The Psychology and Shame of Masturbation
Have you ever had ‘that feeling’ after masturbating? You know the one. That sense of dread, or that feeling of guilty shame. Have you ever climaxed, looked at what you were watching and felt truly disgusted with your nasty gutter brain.
Well, it turns out, those feelings come from a bunch of different places. It can be psychological, trauma-based, cultural, or generational. But somehow, so often, shame surrounds masturbation.
IT’S HUMAN NATURE
Bonobos, a close relative of humans are the most sexually active primates. They engage in orgies, threesomes, same sex coupling, and masturbate almost constantly. In Ancient civilizations like Rome, Greece, Egypt, and the Mongols, these practices also weren’t uncommon. There are the lavish bacchanals of Ancient Greece, and same-sex practices were ultimate signs of masculinity in Ancient Rome. One upon a time, sex and masturbation were a sign of regulation. But a ton of shame comes from beliefs, religion, and the idea of purity.
The Shame is REAL
Which leads to one of the major reasons we feel shame about masturbating and before masturbating – religious cultural practices. America is built on puritanical beliefs – Kellogg’s cereal was even created to stop masturbation. Superstitions and myths abounded in earlier times. They said masturbation will cause blindness and impotence, and that masturbation means you’re not saving yourself for your partner. By focusing sex on reproduction and godliness vs. pleasure and health, people in power began placing shame on the ideas of masturbation. Then, when it’s reinforced generation after generation, it gets internalized.
Aside from the cultural shame, there is a real biological feeling as well. When we have pent up sexual desires, after we masturbate, those desires leave. This connection of your body physically becoming tired or cleared of the drive to flick the bean or polish the rod may code in your brain as shame. But in fact, it’s just your body telling you that it’s time to go about your day.
Masturbation is for everyone
When I was in sixth grade Health Class learning about sex, the teacher talked about how boys masturbate. They made no mention of women. This ingratiation of the idea that women are not independently sexual outside of men creates a taboo around women masturbating.

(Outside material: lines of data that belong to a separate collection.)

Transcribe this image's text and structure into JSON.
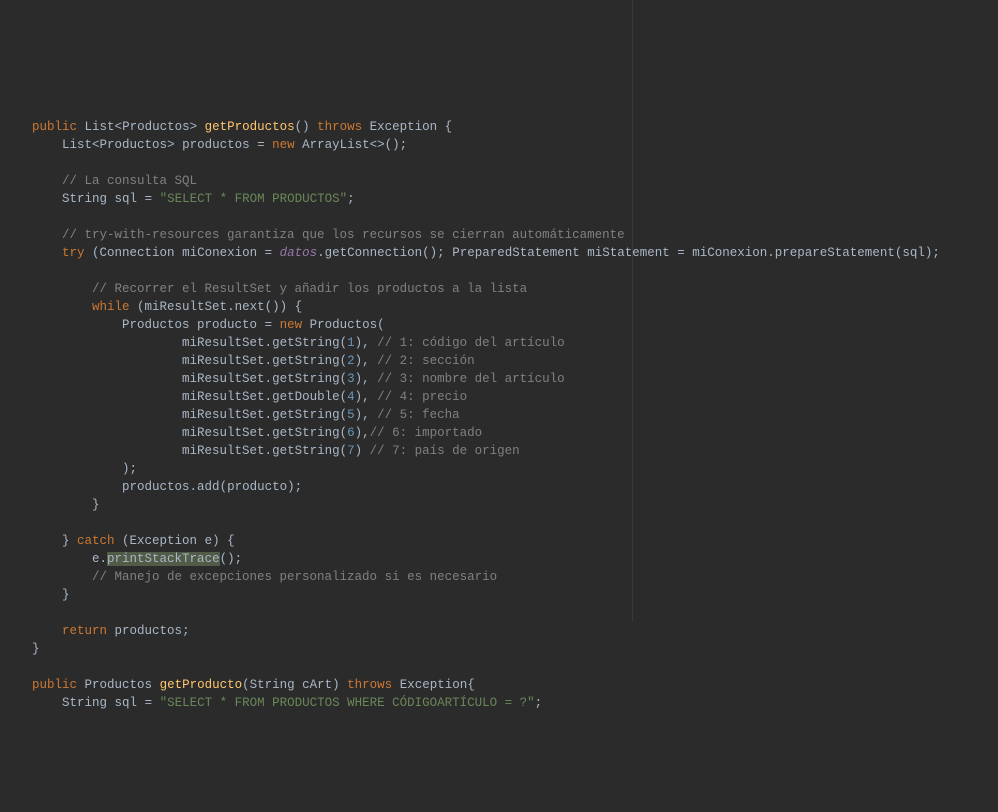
{
  "code": {
    "kw": {
      "public1": "public",
      "public2": "public",
      "new1": "new",
      "new2": "new",
      "throws1": "throws",
      "throws2": "throws",
      "try": "try",
      "while": "while",
      "catch": "catch",
      "return": "return"
    },
    "ident": {
      "List": "List",
      "Productos": "Productos",
      "getProductos": "getProductos",
      "Exception": "Exception",
      "productos_decl": "productos",
      "ArrayList": "ArrayList",
      "String": "String",
      "sql": "sql",
      "Connection": "Connection",
      "miConexion": "miConexion",
      "datos": "datos",
      "getConnection": "getConnection",
      "PreparedStatement": "PreparedStatement",
      "miStatement": "miStatement",
      "prepareStatement": "prepareStatement",
      "miResultSet": "miResultSet",
      "next": "next",
      "producto": "producto",
      "getString": "getString",
      "getDouble": "getDouble",
      "add": "add",
      "e": "e",
      "printStackTrace": "printStackTrace",
      "getProducto": "getProducto",
      "cArt": "cArt"
    },
    "str": {
      "select_all": "\"SELECT * FROM PRODUCTOS\"",
      "select_where": "\"SELECT * FROM PRODUCTOS WHERE CÓDIGOARTÍCULO = ?\""
    },
    "num": {
      "n1": "1",
      "n2": "2",
      "n3": "3",
      "n4": "4",
      "n5": "5",
      "n6": "6",
      "n7": "7"
    },
    "cm": {
      "c_consulta": "// La consulta SQL",
      "c_try": "// try-with-resources garantiza que los recursos se cierran automáticamente",
      "c_recorrer": "// Recorrer el ResultSet y añadir los productos a la lista",
      "c1": "// 1: código del artículo",
      "c2": "// 2: sección",
      "c3": "// 3: nombre del artículo",
      "c4": "// 4: precio",
      "c5": "// 5: fecha",
      "c6": "// 6: importado",
      "c7": "// 7: país de origen",
      "c_manejo": "// Manejo de excepciones personalizado si es necesario"
    }
  }
}
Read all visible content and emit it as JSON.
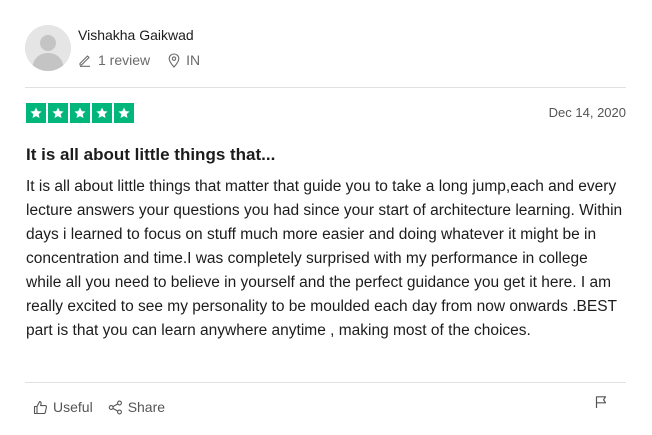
{
  "reviewer": {
    "name": "Vishakha Gaikwad",
    "reviews_count": "1 review",
    "country": "IN"
  },
  "review": {
    "rating": 5,
    "date": "Dec 14, 2020",
    "title": "It is all about little things that...",
    "body": "It is all about little things that matter that guide you to take a long jump,each and every lecture answers your questions you had since your start of architecture learning. Within days i learned to focus on stuff much more easier and doing whatever it might be in concentration and time.I was completely surprised with my performance in college while all you need to believe in yourself and the perfect guidance you get it here. I am really excited to see my personality to be moulded each day from now onwards .BEST part is that you can learn anywhere anytime , making most of the choices."
  },
  "actions": {
    "useful_label": "Useful",
    "share_label": "Share"
  },
  "colors": {
    "star_green": "#00b67a",
    "divider": "#e0e0e0",
    "muted_text": "#6a6a6a"
  },
  "icons": {
    "avatar": "user-silhouette-icon",
    "reviews": "pencil-icon",
    "location": "map-pin-icon",
    "star": "star-icon",
    "useful": "thumbs-up-icon",
    "share": "share-icon",
    "flag": "flag-icon"
  }
}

By saying that women are only able to be sexually active when with a partner absolutely creates a stigma that creates a shame cycle. Following your body’s sexual impulses is not only natural, but healthy for the body’s natural chemical cycles.
Shame In a relationship
Sometimes, shame can come from an actual partner in your life. There’s a stigma in some relationships that if a partner masturbates, then the other partner isn’t doing enough to satisfy the other. Sexual drives differ from individual to individual. And by saying that if the other person in your life is masturbating because you’re not giving them enough attention, it is creating a sexually dependent relationship.
This then makes either partner feel shame if they masturbate, and in turn creates a psychological inadequacy in the other partner. By finding a rhythm and understanding of each other’s sexual habits, we can help eliminate the shame and stigma in self-pleasure.
The psychology and shame of masturbation comes from many different places – cultural, social, personal. But by understanding where the shame comes from and how the psychology works, we can begin to look at masturbation as a vital part of our sexual health and enjoyment. So make sure to have fun, lube up, and get to using those vibrators, dildos, and Fleshlights! Have fun and stay safe :)
Lumi Park is a writer, foodie, and Capricorn, from the cornfields of Ohio. He once won a NYC bartending award, a Brooklyn-wide comic book Trivia Bowl, and went to nationals two years in a year for the sport of jump roping. He is oddly not competitive.